--- START ---

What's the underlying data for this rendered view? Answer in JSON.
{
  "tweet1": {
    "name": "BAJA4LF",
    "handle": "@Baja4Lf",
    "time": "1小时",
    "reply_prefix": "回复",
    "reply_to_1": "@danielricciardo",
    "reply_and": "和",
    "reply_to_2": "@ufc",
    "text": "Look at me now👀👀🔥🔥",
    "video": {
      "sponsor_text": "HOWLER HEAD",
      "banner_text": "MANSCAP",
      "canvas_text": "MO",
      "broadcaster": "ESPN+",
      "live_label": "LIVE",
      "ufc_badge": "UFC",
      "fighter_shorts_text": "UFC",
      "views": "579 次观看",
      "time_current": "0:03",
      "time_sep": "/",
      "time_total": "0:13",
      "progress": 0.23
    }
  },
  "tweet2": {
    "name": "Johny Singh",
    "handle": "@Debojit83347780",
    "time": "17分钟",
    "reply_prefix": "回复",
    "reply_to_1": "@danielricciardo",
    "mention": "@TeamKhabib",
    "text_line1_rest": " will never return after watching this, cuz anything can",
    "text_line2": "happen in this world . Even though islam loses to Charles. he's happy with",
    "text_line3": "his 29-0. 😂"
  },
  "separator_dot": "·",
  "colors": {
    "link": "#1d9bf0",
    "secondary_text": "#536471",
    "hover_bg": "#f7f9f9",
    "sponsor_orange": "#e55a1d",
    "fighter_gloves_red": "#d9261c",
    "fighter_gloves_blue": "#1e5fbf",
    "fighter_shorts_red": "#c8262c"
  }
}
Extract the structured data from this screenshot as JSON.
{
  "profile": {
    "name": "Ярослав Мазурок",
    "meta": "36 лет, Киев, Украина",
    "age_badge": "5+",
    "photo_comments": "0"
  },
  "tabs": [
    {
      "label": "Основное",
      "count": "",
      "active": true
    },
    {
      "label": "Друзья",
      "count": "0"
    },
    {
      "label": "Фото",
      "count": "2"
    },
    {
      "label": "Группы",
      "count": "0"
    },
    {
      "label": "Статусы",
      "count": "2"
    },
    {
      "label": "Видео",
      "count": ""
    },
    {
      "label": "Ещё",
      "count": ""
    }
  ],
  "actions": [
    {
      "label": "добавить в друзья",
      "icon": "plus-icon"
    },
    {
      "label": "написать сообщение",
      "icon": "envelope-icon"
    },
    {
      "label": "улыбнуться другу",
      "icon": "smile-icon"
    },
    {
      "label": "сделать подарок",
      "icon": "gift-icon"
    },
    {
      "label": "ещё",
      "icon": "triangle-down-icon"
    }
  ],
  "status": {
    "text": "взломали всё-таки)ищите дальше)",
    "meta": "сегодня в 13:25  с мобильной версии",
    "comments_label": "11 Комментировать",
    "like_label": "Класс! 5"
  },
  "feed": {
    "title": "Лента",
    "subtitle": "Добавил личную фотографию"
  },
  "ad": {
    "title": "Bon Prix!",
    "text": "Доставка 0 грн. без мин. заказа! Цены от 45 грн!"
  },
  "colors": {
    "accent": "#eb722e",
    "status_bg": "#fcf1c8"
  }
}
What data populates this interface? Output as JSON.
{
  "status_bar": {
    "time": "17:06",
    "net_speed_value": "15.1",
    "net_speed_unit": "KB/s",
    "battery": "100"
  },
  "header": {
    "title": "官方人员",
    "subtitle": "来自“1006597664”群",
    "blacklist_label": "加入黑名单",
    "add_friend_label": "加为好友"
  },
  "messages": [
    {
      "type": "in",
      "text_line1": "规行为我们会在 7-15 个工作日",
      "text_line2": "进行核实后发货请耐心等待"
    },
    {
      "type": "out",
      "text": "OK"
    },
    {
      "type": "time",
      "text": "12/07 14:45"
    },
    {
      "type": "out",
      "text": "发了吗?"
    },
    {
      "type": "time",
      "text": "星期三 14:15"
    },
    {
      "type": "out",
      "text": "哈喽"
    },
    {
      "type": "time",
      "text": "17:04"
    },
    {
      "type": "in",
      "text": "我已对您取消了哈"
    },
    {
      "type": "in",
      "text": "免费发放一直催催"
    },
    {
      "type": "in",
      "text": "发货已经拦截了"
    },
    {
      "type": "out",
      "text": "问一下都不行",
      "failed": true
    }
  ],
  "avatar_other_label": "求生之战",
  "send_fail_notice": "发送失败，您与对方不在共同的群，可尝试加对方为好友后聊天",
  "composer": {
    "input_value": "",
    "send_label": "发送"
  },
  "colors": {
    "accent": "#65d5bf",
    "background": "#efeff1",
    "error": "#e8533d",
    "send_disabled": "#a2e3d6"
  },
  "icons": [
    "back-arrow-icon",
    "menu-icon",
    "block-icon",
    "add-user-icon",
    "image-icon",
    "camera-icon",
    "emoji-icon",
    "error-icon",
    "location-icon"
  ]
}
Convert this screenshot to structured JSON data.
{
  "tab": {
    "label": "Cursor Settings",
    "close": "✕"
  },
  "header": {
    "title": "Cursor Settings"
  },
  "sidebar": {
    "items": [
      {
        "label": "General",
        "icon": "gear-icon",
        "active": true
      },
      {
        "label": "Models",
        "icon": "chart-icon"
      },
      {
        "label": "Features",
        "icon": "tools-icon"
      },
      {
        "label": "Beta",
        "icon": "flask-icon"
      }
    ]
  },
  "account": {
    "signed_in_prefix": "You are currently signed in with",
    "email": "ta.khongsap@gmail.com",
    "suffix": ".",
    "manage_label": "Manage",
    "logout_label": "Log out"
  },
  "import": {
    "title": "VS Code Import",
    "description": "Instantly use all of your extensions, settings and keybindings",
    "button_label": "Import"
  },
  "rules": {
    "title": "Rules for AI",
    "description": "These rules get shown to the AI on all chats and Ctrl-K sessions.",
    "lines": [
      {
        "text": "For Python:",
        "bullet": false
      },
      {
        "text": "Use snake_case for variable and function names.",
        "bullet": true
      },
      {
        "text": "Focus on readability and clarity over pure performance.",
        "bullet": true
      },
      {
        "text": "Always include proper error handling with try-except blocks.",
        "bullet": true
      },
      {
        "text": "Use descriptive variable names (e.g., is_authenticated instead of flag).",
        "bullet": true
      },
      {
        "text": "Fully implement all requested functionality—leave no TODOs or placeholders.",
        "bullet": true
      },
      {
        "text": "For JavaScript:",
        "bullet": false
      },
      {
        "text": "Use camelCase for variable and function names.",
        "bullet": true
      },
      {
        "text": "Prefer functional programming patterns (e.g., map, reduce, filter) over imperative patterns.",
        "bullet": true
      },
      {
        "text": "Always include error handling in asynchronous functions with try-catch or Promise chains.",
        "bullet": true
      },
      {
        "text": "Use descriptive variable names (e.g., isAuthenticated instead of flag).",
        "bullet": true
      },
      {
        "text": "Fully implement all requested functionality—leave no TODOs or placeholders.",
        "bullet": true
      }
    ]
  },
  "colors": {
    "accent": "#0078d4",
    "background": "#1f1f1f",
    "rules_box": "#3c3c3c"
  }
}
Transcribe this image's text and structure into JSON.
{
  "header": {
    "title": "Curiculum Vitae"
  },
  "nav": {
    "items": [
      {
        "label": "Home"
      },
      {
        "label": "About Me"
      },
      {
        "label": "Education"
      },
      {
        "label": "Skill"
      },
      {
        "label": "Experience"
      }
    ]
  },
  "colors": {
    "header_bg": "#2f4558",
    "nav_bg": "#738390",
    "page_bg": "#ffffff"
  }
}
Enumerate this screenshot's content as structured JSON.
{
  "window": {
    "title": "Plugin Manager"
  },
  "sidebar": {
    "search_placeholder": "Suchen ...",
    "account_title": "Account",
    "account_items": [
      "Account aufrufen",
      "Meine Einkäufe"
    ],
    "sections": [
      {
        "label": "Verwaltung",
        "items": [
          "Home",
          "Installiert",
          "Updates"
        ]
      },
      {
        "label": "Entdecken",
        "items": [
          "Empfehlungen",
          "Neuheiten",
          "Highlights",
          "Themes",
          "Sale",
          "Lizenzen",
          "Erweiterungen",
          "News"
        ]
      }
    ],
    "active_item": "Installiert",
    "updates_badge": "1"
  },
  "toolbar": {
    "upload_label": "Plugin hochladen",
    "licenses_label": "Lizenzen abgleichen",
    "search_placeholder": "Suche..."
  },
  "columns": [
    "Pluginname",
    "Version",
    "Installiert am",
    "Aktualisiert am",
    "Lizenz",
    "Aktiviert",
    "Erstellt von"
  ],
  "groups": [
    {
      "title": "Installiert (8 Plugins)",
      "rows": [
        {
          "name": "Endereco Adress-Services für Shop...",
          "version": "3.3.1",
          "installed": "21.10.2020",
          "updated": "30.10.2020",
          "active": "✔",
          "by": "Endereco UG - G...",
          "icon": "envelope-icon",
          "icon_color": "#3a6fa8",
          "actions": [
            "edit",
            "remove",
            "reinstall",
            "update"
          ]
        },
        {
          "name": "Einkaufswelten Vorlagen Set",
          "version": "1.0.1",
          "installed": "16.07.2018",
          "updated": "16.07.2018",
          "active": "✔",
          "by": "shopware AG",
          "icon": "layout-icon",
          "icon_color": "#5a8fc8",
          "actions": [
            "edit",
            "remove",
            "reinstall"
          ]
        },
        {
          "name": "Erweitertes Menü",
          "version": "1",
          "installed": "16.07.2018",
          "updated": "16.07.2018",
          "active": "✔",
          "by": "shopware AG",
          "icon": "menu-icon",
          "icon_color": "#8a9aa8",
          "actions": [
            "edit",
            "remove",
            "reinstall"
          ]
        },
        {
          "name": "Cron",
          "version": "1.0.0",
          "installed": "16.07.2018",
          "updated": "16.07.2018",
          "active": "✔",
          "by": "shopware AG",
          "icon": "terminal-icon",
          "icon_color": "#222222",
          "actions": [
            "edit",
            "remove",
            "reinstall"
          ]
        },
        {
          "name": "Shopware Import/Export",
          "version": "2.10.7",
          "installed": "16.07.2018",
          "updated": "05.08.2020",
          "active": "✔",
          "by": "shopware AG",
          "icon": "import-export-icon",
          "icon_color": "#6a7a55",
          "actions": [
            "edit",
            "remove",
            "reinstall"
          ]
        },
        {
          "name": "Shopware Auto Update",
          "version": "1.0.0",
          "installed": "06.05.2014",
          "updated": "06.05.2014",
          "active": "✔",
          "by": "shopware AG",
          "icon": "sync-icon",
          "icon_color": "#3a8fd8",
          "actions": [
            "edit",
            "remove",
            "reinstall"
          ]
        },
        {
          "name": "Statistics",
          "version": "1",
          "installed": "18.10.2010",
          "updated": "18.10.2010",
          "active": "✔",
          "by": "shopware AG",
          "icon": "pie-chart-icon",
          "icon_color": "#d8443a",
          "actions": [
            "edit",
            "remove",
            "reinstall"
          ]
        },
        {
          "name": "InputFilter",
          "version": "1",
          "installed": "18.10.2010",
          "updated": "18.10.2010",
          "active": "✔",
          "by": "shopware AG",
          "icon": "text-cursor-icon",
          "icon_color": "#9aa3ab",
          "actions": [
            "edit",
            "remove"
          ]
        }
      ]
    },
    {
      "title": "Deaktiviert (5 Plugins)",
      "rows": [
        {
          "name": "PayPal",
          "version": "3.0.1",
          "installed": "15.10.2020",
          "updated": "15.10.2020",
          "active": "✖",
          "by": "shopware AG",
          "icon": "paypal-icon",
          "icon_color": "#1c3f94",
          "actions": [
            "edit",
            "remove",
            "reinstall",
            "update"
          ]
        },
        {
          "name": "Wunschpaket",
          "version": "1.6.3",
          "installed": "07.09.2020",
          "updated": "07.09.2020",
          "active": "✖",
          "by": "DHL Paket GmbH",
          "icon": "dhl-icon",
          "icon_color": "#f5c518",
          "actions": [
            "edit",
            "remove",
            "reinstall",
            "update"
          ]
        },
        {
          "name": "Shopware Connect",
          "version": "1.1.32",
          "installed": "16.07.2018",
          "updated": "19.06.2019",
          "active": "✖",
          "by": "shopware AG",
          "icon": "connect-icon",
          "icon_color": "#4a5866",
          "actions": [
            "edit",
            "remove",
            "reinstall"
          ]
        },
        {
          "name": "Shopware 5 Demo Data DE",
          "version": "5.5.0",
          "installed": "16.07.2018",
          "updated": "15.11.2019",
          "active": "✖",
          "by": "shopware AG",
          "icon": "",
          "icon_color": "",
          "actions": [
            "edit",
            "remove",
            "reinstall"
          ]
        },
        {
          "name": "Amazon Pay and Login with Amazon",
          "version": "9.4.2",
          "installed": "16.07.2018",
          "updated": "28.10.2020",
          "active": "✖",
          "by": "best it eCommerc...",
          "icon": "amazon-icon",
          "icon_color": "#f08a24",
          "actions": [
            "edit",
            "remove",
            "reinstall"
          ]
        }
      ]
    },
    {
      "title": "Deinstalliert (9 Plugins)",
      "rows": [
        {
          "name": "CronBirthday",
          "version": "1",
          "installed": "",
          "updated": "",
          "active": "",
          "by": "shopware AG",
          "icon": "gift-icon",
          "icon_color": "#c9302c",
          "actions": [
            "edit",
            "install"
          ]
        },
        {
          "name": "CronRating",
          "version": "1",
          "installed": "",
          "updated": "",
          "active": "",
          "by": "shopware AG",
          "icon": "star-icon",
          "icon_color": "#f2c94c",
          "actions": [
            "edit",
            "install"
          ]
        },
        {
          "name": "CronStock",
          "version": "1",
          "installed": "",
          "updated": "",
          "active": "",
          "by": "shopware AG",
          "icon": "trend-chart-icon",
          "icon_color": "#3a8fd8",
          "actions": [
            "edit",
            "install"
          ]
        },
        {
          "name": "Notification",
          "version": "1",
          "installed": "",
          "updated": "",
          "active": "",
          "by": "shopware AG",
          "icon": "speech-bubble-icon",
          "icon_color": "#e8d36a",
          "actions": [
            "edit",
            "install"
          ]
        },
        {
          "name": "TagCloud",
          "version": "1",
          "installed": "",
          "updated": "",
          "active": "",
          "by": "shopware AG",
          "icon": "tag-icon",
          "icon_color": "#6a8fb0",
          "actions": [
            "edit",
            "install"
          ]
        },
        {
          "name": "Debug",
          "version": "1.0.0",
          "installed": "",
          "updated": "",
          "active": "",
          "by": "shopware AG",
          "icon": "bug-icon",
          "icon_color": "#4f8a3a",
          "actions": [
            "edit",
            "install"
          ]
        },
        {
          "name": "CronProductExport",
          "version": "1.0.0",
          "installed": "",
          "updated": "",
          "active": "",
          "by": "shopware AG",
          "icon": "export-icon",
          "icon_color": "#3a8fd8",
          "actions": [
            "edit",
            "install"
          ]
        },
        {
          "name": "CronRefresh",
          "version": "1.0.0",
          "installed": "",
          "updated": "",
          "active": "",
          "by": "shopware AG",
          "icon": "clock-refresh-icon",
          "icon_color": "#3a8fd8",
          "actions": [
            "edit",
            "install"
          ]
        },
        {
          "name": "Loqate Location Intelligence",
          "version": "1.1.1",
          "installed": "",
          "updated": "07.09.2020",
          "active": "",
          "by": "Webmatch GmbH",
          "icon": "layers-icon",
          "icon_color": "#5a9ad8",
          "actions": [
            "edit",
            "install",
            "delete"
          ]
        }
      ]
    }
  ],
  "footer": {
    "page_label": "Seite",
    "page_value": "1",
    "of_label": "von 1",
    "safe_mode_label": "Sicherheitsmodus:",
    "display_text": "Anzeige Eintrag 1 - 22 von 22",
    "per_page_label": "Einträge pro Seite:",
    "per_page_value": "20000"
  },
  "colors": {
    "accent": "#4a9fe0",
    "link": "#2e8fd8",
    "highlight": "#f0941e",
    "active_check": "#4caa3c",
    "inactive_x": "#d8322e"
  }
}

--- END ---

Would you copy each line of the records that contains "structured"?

=== RESPONSE AREA ===
Extract the structured data from this screenshot as JSON.
Convert this screenshot to structured JSON data.
Enumerate this screenshot's content as structured JSON.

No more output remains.